Now I see that SSL is needed, which makes sense if anyone’s going to start typing passwords to authenticate.

The procedure is not exactly quick and easy, but I am glad to see that the overall steps have been written up.

OpenDJ 2.4.2 available

OpenDJ logoGlad to relay that OpenDJ 2.4.2 has just released. 🙂

OpenDJ 2.4.2 is an update release that fixes a number of issues. See Ludo’s blog entry for more.

To perform an evaluation install if you already have Sun Java 6 on your system, try the Java WebStart version.

You are welcome to join the community, and also to sign up for the mailing list.

Notepad and \n

Billgates.JPG
Source: http://en.wikipedia.org/

Notepad still does not recognize UNIX newlines. But you already knew that.

Every time an intern looks at the problem and says, “Shucks, I could commit this one line fix for that,” a Windows product manager springs out from behind the desk to say, “Never! Not in a million years!”

I saw the issue first while trying Slackware, probably in 1996-7. Latest workaround noticed: On Windows 7 when you run the edit command in a Power Shell to open a UNIX file, you can just save it again. It’s like running unix2dos. Then you can edit the file in Notepad. YMMV, but it seemed to work for me.

dn: o=北京大学

g11n testing
Testing non-European locales, source: http://server.lunq.net

I told Gary I would run some manual functional tests of OpenDJ on Windows. At home the kids’ Windows 7 PC is in locale fr-FR.

Testing with European language characters seems to be pretty easy. Copy a suffix DN from a web page, paste it into the Control Panel, and then import an LDIF file.
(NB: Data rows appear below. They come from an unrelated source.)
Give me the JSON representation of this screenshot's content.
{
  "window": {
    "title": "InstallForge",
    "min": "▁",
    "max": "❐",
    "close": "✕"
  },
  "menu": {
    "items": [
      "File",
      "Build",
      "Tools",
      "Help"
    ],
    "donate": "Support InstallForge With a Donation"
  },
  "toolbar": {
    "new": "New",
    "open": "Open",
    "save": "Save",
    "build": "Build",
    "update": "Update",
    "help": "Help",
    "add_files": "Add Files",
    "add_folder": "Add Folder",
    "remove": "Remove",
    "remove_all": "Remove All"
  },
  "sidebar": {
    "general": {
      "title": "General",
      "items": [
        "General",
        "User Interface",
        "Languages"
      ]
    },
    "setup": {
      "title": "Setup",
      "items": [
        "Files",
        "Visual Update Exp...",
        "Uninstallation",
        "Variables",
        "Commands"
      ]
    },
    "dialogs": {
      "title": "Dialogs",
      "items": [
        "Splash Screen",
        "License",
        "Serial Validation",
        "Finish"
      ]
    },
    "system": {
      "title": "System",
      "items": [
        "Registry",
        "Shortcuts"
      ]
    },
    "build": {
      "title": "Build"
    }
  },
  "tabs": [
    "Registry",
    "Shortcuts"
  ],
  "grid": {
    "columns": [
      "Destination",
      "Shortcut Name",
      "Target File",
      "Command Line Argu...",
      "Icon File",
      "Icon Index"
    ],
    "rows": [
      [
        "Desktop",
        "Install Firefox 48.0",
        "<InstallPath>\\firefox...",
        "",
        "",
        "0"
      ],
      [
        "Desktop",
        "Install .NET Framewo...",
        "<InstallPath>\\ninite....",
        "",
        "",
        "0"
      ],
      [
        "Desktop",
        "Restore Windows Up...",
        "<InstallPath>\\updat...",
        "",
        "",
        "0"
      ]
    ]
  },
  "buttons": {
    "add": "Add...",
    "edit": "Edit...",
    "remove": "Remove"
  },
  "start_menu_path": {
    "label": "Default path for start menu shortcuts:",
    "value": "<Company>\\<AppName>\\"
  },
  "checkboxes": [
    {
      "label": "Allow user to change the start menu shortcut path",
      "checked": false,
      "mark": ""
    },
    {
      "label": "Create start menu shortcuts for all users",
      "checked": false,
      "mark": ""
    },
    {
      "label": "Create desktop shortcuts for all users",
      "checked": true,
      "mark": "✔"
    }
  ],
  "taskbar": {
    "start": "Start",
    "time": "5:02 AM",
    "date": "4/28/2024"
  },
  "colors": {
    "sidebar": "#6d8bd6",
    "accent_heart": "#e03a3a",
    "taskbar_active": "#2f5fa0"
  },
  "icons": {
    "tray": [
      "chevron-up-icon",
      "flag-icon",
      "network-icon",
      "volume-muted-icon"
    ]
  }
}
No problem.

But when I try creating a suffix with Chinese, o=北京大学, or Japanese, o=東京大学, all the entries are ignored on import. It is as if the text I copy/paste is not the same as the text I copy/paste then save in Notepad in UTF-8.

How does all that work, anyway? (Will the copy/paste steps I’m doing between a Terminal and Chrome on the Mac show up right in your view of this entry?)